To be sure, there’s no reason why intelligence officials in the US should have ever thought the Syria gambit was going to work. Playing on the Sunni-Shiite divide can certainly be effective when it comes to creating chaos but it’s a notoriously risky way to go about things and it’s fraught with uncertainty.
The Pentagon should know this all too well. After all, it was the very same jihadists who the US supported in the Soviet- Afghan war that ended up flying commercial airliners into US “targets” on 9/11.
But America doesn’t learn, which is why, even as Tehran attempted to help Washington hunt Taliban and al-Qaeda targets in Afghanistan, The White House labeled Iran an “evil” nation and while there are certainly legitimate questions as to the IRGC’s role in sponsoring terrorism (and more specifically, in attacking US convoys in Iraq after the fall of Saddam), it now seems relatively clear that if you’re going to pick sides in the Mid-East (and you probably shouldn’t), deliberately supporting states that funnel money and arms to Sunni extremists isn’t the way to go.
Of course Washington hasn’t just indirectly supported militants in the region. Both the CIA and The Pentagon are actively propping up rebels in Syria and as we noted on Thursday, handing anti-tank weapons and shoulder-fire man-portable air-defense systems to people who may well morph from “moderate” to “extremist” is probably a bad idea – especially in light of recent events in the Sinai Peninsula.
With all of the above in mind, we bring you the following comments from Karen Kwiatkowski, retired US Air Force lieutenant-colonel who spoke to RT earlier this week.
RT: In light of this admission from the State Department, do you expect the US to rethink its support for the so-called moderate rebels in Syria?
Karen Kwiatkowski: It doesn’t appear that they want to rethink it. Being that we sent troops and probably more troops will come. What I am hoping is that Congress will rethink it for them. I think the administration is not willing to admit some mistakes that it’s made. But the Congress itself – there is no legal authorization for troops to go into Syria without permission, this is illegal – Congress is not being consulted and asked and they had not approved it. So, the president is acting out of bounds.
Note that that is precisely what Congresswoman Tulsi Gabbard recently told CNN. Of course it’s also illegal because Damascus didn’t invite the US (or Riyadh, or Ankara, or Doha for that matter) to come in and meddle in the affairs of a sovereign state, but that’s another story.
RT: Russia has repeatedly asked the US for closer coordination in the fight against Islamic State. Why do you think Washington is unwilling to work with Moscow in Syria?
KK: It seems like it is simply a matter of pride or lost face. They don’t want to lose face, they don’t want to look like they are taking orders or responding in a positive way to what Russia has decided to do. I can’t think of any other reason why they wouldn’t share that type of information, unless the information that we have is really not reliable. And given our coordination with these rebels, we don’t know who we are working with. Our information may not be very good at all, and maybe we don’t want that to be found out. I just don’t know; it is a mystery.

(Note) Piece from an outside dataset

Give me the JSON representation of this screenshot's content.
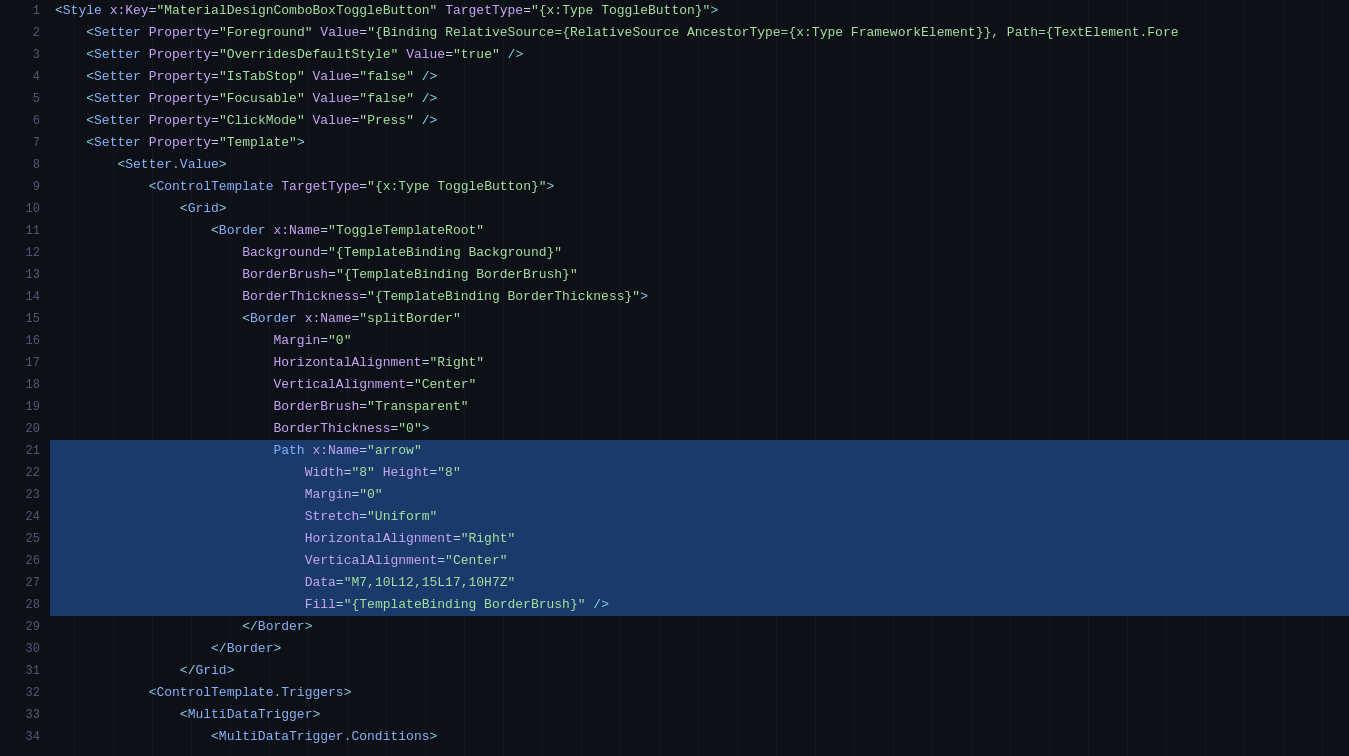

It sure is.
RT: Do you think the US has a clear strategy for Syria and if so, what is it?
KK: I think the strategy is confused. The people in Washington have imagined how the Middle East works that it is really not related to reality at all. It is unrealistic. And they are trying to put forth things – the military doesn’t want to say no. Because the militaries always are militaries – they want to show you how they can do the job that you are asking them to do.

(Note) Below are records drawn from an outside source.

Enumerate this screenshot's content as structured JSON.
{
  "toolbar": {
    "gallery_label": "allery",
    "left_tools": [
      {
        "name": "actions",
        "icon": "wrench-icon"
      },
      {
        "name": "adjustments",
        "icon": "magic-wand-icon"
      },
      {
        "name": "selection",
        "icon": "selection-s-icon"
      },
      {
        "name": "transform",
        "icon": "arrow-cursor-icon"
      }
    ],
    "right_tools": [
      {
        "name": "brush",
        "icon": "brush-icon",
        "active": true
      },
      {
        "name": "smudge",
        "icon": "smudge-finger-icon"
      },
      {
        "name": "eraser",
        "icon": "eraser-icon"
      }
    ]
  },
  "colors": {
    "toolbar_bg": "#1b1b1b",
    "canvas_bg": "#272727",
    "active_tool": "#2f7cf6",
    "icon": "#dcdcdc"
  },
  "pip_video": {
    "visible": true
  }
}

So, we have a crisis in Washington that plays out in a very confused strategy that is not working in Syria and in the rest of the Middle East. So, I am thinking that you are going to see something out of Congress, because we, as Americans, are embarrassed by this – this is an embarrassing situation. Obama is embarrassed, the State Department sounded quite embarrassed when they briefed Congress. I think we are looking at somebody taking some action. Again, our Congress has to pull the plug on this failed strategy if you can even call it a strategy in Syria.

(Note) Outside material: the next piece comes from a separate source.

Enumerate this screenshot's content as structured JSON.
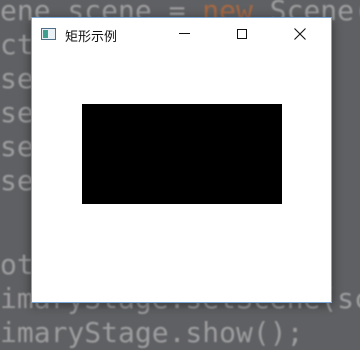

Yes, an “illegal,” “embarrassing,” “mystery” strategy.
But we’re not sure Kwiatkowski is right to say that Congress is going to do anything about this. US lawmakers have demonstrated a remarkable propensity for ineptitude and the people who elected them are so clueless as to gobble up The White House’s Mid-East story hook, line, and sinker.